Our 21-year-old son is just finishing up his third year in college; next fall his 18-year-old sister joins him on the same campus and leaves behind two empty nest parents….
I just retrieved the lawnmower from the garage for the inevitable (and several weeks late) task of cutting the grass for the first time this spring. Our high school senior daughter parks her car out front each evening on the street. Each time she heads out to school, or play practice, or to shop or visit friends, she cuts diagonally across the front yard taking the shortest possible route to her car. Last year I noticed a well worn path across the grass and asked her to start walking down the driveway instead of the lawn. As I pushed my mower through the tall, lush grass I realized that my request had fallen on deaf ears and I became mildly irritated and made a note to myself to point it out to her this evening when she came home.
Before we ever bought this house, before I ever took a step inside, my wife brought me to to this neighborhood to show me what would become our current residence. The house was empty and locked so we couldn’t go in. My son was 2 1/2-years old and my wife was very pregnant carrying the path-creating daughter. We were looking for a bigger house. We walked around the side of the house and standing in the backyard, under a nice, big apple tree, was a very nice homemade playhouse on stilts with a ladder, slide and double swing set. I told her, “Let’s buy this one!” I hadn’t even been inside but I loved the big backyard. This big backyard eventually became playground central in our kid-filled neighborhood for just over a decade. At one point we even had a zip line from that apple tree to the back of the house. Every warm, clear day that backyard was full of children. At the bottom of that slide and under each swing the lawn was worn away to bare, often muddy, earth. I realized early that I’d never keep grass under those areas and quit trying to make any grow. It was futile.
I finished the front yard and pushed the mower around the side of the house, the same route I took the first time I visited this backyard a little over 18-years ago. It was time to tackle this tall, green mess for the first time of the spring. I don’t really enjoy this task. I had a nice little run of several years of not doing the mowing when that young man still lived at home; but now that job has reverted back to me. What I did notice on this afternoon was that below the slide and beneath those swings, the yard had fully repaired itself. An indentation can still be felt under each area, but thick green grass grows and the evidence of all those thousands of feet brushing the earth as they pumped those swings higher and higher, is now gone. I was suddenly saddened and realized it had probably been six years since the last children exited this backyard fun arena. Where did the time go?
I finished mowing the back and pushed the mower back around front so I could return it to the garage.
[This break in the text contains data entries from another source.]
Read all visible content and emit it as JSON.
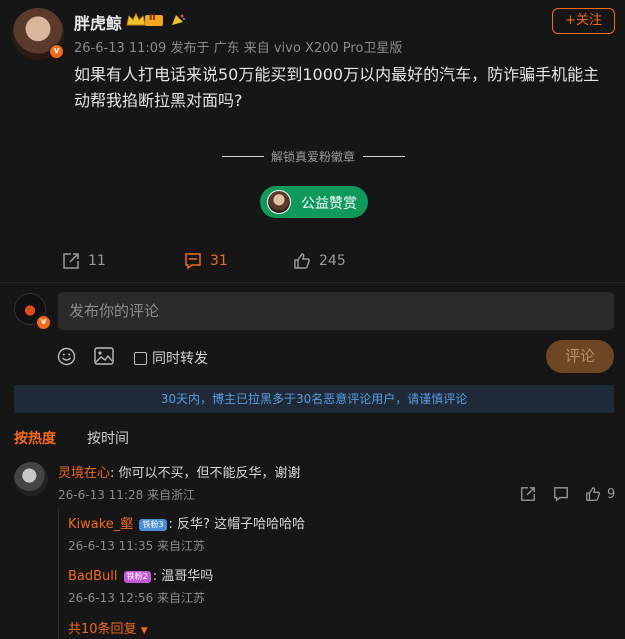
{
  "post": {
    "username": "胖虎鲸",
    "level_badge": "II",
    "meta": "26-6-13 11:09  发布于 广东  来自 vivo X200 Pro卫星版",
    "follow_label": "+关注",
    "body": "如果有人打电话来说50万能买到1000万以内最好的汽车，防诈骗手机能主动帮我掐断拉黑对面吗?",
    "unlock_text": "解锁真爱粉徽章",
    "charity_label": "公益赞赏",
    "actions": {
      "repost_count": "11",
      "comment_count": "31",
      "like_count": "245"
    }
  },
  "composer": {
    "placeholder": "发布你的评论",
    "repost_label": "同时转发",
    "submit_label": "评论"
  },
  "notice": "30天内，博主已拉黑多于30名恶意评论用户，请谨慎评论",
  "sort_tabs": [
    {
      "label": "按热度",
      "active": true
    },
    {
      "label": "按时间",
      "active": false
    }
  ],
  "comments": [
    {
      "name": "灵境在心",
      "text": ": 你可以不买，但不能反华，谢谢",
      "meta": "26-6-13 11:28 来自浙江",
      "like_count": "9",
      "replies": [
        {
          "name": "Kiwake_壑",
          "badge": "铁粉3",
          "text": ": 反华? 这帽子哈哈哈哈",
          "meta": "26-6-13 11:35 来自江苏"
        },
        {
          "name": "BadBull",
          "badge": "铁粉2",
          "text": ": 温哥华吗",
          "meta": "26-6-13 12:56 来自江苏"
        }
      ],
      "more_replies": "共10条回复"
    }
  ],
  "colors": {
    "accent": "#f26a1b",
    "background": "#161616",
    "charity_green": "#0f9a5c",
    "notice_blue": "#5a9be0"
  },
  "icons": [
    "repost-icon",
    "comment-icon",
    "like-icon",
    "emoji-icon",
    "image-icon",
    "share-icon",
    "reply-icon",
    "vip-crown-icon",
    "fan-badge-icon"
  ]
}
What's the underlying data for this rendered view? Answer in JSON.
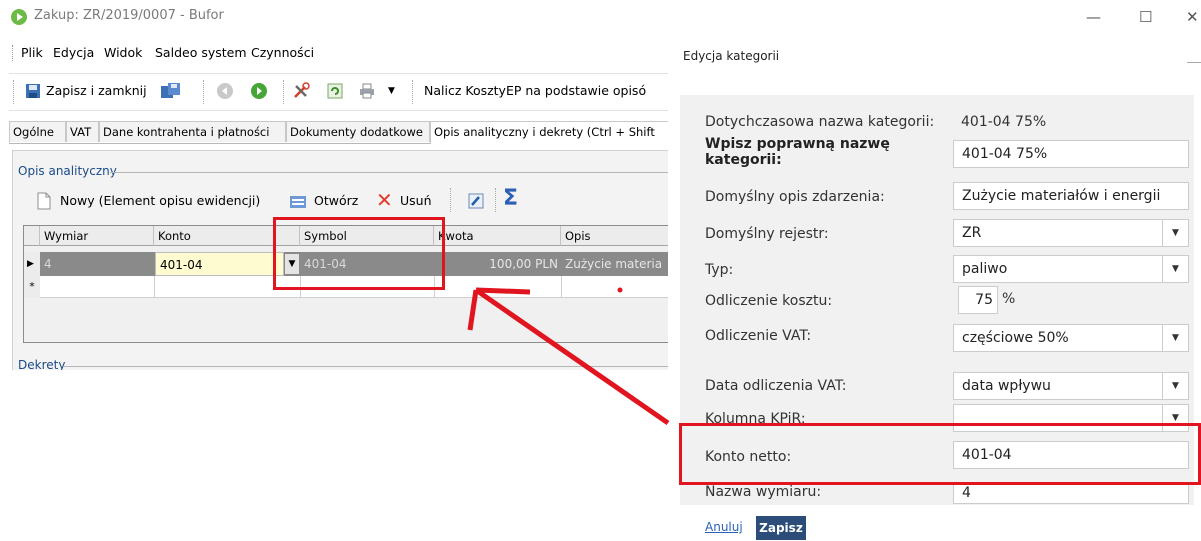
{
  "window": {
    "title": "Zakup: ZR/2019/0007 - Bufor",
    "controls": {
      "minimize": "—",
      "maximize": "☐",
      "close": "✕"
    }
  },
  "menu": [
    "Plik",
    "Edycja",
    "Widok",
    "Saldeo system",
    "Czynności"
  ],
  "toolbar": {
    "save_close_label": "Zapisz i zamknij",
    "calc_label": "Nalicz KosztyEP na podstawie opisó"
  },
  "tabs": [
    "Ogólne",
    "VAT",
    "Dane kontrahenta i płatności",
    "Dokumenty dodatkowe",
    "Opis analityczny i dekrety (Ctrl + Shift"
  ],
  "analytic": {
    "group_label": "Opis analityczny",
    "new_label": "Nowy (Element opisu ewidencji)",
    "open_label": "Otwórz",
    "delete_label": "Usuń",
    "sum_symbol": "Σ"
  },
  "grid": {
    "columns": [
      "Wymiar",
      "Konto",
      "Symbol",
      "Kwota",
      "Opis"
    ],
    "rows": [
      {
        "indicator": "▶",
        "wymiar": "4",
        "konto": "401-04",
        "symbol": "401-04",
        "kwota": "100,00 PLN",
        "opis": "Zużycie materia"
      }
    ],
    "new_row_indicator": "*"
  },
  "decrees": {
    "group_label": "Dekrety"
  },
  "dialog": {
    "title": "Edycja kategorii",
    "current_name_label": "Dotychczasowa nazwa kategorii:",
    "current_name_value": "401-04 75%",
    "correct_name_label": "Wpisz poprawną nazwę kategorii:",
    "correct_name_value": "401-04 75%",
    "default_desc_label": "Domyślny opis zdarzenia:",
    "default_desc_value": "Zużycie materiałów i energii",
    "default_register_label": "Domyślny rejestr:",
    "default_register_value": "ZR",
    "type_label": "Typ:",
    "type_value": "paliwo",
    "cost_deduction_label": "Odliczenie kosztu:",
    "cost_deduction_value": "75",
    "cost_deduction_unit": "%",
    "vat_deduction_label": "Odliczenie VAT:",
    "vat_deduction_value": "częściowe 50%",
    "vat_date_label": "Data odliczenia VAT:",
    "vat_date_value": "data wpływu",
    "kpir_label": "Kolumna KPiR:",
    "net_account_label": "Konto netto:",
    "net_account_value": "401-04",
    "dimension_label": "Nazwa wymiaru:",
    "dimension_value": "4",
    "cancel_label": "Anuluj",
    "save_label": "Zapisz"
  },
  "colors": {
    "annotation_red": "#e0151f",
    "save_button": "#2c4d7a",
    "link_blue": "#2a62b8",
    "selected_row": "#8a8a8a"
  }
}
I crossed over her worn path and realized that this fall the yard would begin to repair itself when my little girl goes off to college. Suddenly I want her to walk on her path everyday. If I’m lucky, I might still see the evidence of her daily path next spring.